Many workers in D.C. may feel inclined to keep their disabilities a secret from their boss. This may be due to a fear that the employer may believe they are not well-suited for current or higher positions. Other people may dislike the stigma around their disabilities, which may create an uncomfortable work environment, even if the hostility is only perceived rather than actual.
The United States, as a developed country, comes short in comparison to its peers in providing paid sick leave and family leave. Washington, D.C., a few states and some private companies have gone the extra mile to provide paid sick and family leave to workers. This includes paid leave for new parents, adults who need to take care of a sick family member and workers who need to take care of themselves.

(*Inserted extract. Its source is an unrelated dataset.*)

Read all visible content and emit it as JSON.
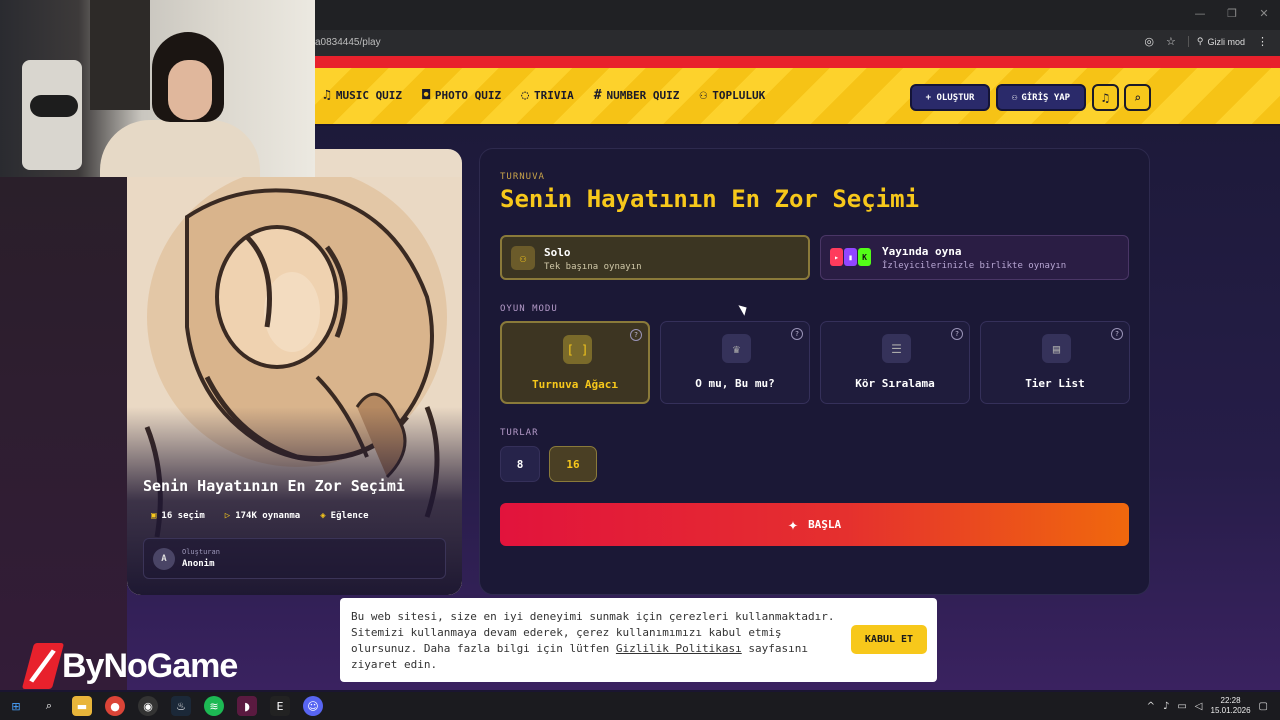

If you are preparing to welcome a new baby into your home, you are probably planning to take some time off to care for your family and bond with your new child. While you may know that the federal and District of Columbia Family Medical Leave Acts allow mothers to take time away from work in this circumstance, you may not be sure of your rights as a father. If you work for an FMLA-covered employer in Washington, D.C., you may take FMLA leave for the birth of a child regardless of whether you are the child's mother or father. In general, to qualify for FMLA leave, you must have worked for your current employer for at least one year, and for at least 1,000 hours over the past year. Employees who work for employers with fewer than 20 employees are not covered by the DC laws, and the federal law requires at least 50 employees.